red said...

I found your story about Japanese people thanking you when you talk about something you like in Japan very funny. Maybe I've been here too long but I realised that I now do the same thing when someone says that they like Australia or they want to visit it one day. It always seems to go down really smooth in the conversation, too, as if I was expected to say that. Bit wierd really, isn't it...

Shari said...

Roy: As always, you make very good points. I think that during my days in an eikaiwa (which were thankfully limited to 2 years when I first arrived), I was too naive to detect those with chips on their shoulders.

Miko: Perhaps he was really into antrhopomorhizing and felt Mt. Fuji was a member of his family. ;-)

Shari said...

Red: I think we all start to pick up the habits of the Japanese after we've been here awhile. I start every message to my students with a line about the weather because the Japanese feel more comfortable with insignificant small talk at the beginning of correspondence.

Thanks for your comment!

Matt said...

I can't help but see the irony in this post. Making an assumption that saying "Thank you" comes from a need for validation and insecurity. Having it reinforced by other people with essentially the same experience is just a step closer to making this a stereotype.

It could be construed as though you're using your experience with you students, in your own words, as a springboard for judgement.

I do agree that there's a lot of people that live their lives focusing on the quantifiable. But who am I to say that isn't the right thing for them. I think I know how I want to live my life, and it's pretty much a pursuit of happiness. How I go about doing that isn't important. What's important is that I don't assume that I've struck some kind of gold mine of inner truth that should be spread around to all my fellow humanbeings.

Do I have a point with all this? Well, I'm not sure... but how a simple "Thank you" said without sarcasm can fuel a discussion about peoples insecurites is beyond me. And assuming people will "better" themselves according to your standards is a bit presumptions aswell. =)

I'm not trying to defend or attack anyone and I'm only trying to offer another point of view on the matter (I hope I don't come off as overly aggressive, English is not my native language). I realize that my comment could also be construed as me taking the moral high point... heh... =)

On another (lighter) note I do admire your tenacity in the big city. I have heard from others that living in Tokyo for extended periods can be quite strenuous for both body and mind. I only spent a 3 week vacation there so I haven't got much experience with daily life in japan.

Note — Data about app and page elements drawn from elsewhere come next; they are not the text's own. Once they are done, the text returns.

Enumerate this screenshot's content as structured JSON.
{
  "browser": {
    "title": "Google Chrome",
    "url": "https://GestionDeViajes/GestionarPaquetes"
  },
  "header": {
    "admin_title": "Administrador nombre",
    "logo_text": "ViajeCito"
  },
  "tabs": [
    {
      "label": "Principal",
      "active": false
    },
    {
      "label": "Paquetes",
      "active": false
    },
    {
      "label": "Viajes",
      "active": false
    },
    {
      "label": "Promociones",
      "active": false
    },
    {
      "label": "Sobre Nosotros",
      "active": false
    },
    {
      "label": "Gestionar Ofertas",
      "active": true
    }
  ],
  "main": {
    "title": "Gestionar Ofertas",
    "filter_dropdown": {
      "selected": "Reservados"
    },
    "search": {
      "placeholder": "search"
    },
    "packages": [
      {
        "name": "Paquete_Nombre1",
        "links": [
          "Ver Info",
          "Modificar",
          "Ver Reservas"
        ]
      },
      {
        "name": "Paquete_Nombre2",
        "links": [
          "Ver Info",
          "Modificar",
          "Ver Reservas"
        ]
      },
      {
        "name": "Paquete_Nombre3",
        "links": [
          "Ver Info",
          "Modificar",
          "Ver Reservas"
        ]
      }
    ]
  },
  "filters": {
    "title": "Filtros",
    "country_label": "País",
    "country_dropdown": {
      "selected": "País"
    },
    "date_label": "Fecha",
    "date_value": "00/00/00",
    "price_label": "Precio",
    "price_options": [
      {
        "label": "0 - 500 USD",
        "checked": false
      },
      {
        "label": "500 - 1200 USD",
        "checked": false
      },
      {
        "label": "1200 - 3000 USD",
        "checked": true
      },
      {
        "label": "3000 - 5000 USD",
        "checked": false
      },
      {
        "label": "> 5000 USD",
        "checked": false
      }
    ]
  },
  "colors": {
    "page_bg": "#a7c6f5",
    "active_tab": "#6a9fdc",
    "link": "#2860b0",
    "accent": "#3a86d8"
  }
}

ps: I just read through all your posts as I have a keen interest in western peoples experiences with daily life in japan. And I rarely comment blogs, but I felt that I might be able to contribute in a positive manner to this discussion.

Best wishes!

The Swede without netiquette... =)